Do you remember the U-turn by pensions minister Steve Webb on Brits living overseas with frozen state pensions? Ten years ago he said: “We ask people to make contributions all their life to accrue an entitlement. Why should that accrued entitlement vary according to where they choose to live?”
So when he came to power, campaigners hoped he would scrap the anomaly that leaves 500,000 overseas pensioners with no state pension increases, while the other half get them each year.
Campaigners were disappointed. In fact when I challenged him on the issue, he said: “Look, the fiscal position was different in 2004 than in 2014.”
The U-turn disappointed all of us. But it transpires that he’s well known for going back on his beliefs.
In 2009 he expressed support for the tens of thousands of people who lost their pensions following the winding up of their occupational final salary schemes.
The Government had offered them a Financial Assistance Scheme that was supposed to replace 90 per cent of the pensions they were promised, but in reality the figure is far less.
Mr Webb said at the time: “These people are entirely innocent.
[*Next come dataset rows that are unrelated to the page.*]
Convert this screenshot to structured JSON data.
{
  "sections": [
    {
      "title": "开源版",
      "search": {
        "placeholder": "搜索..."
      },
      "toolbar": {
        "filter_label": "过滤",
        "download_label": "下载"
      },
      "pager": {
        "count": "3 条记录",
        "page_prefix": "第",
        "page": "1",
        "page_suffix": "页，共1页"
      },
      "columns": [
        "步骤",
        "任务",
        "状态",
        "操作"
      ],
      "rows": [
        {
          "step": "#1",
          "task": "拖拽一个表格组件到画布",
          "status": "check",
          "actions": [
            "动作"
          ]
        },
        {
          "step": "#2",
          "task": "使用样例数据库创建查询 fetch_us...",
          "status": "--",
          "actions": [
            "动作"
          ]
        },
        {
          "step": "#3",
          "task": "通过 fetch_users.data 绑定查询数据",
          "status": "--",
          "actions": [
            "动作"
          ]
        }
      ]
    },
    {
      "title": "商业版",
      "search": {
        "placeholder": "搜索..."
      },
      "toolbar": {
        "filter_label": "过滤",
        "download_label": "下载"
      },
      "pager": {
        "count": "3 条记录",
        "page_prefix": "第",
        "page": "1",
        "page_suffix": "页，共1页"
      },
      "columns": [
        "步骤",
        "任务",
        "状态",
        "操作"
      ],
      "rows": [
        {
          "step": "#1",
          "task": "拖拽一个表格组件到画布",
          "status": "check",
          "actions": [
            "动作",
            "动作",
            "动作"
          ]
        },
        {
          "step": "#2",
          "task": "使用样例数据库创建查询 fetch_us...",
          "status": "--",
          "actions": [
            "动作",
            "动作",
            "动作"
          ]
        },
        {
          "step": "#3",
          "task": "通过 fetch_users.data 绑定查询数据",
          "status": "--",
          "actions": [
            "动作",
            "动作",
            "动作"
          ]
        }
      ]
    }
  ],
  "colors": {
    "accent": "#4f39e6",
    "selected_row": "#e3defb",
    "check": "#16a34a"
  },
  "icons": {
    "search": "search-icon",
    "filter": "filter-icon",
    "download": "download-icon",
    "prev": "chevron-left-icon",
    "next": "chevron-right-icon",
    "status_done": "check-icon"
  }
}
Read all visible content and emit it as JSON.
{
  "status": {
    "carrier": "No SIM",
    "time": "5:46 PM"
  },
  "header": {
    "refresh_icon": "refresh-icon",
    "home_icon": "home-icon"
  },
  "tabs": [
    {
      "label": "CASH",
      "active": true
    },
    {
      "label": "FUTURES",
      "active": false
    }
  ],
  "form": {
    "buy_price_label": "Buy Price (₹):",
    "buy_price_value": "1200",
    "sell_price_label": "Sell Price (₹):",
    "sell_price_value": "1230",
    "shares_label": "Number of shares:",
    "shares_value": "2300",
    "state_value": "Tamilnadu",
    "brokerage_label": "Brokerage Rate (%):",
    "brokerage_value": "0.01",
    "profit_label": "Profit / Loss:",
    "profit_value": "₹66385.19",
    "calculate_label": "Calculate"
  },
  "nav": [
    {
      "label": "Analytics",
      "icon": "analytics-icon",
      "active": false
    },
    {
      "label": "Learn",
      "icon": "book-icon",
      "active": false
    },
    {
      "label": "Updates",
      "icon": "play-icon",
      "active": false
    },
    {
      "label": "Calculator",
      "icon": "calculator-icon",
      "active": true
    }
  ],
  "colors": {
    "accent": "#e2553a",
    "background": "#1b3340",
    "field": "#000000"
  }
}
There is no suggestion that they did anything other than what they should have done. They worked hard and contributed to their pensions, and now we are condemning them, through these regulations, to year after year of declining real living standards.”
Strong words. But his actions since coming to power have betrayed them. Treating retired folk consistently shabbily is unacceptable, even for a minister. I plan to return to this subject in more detail.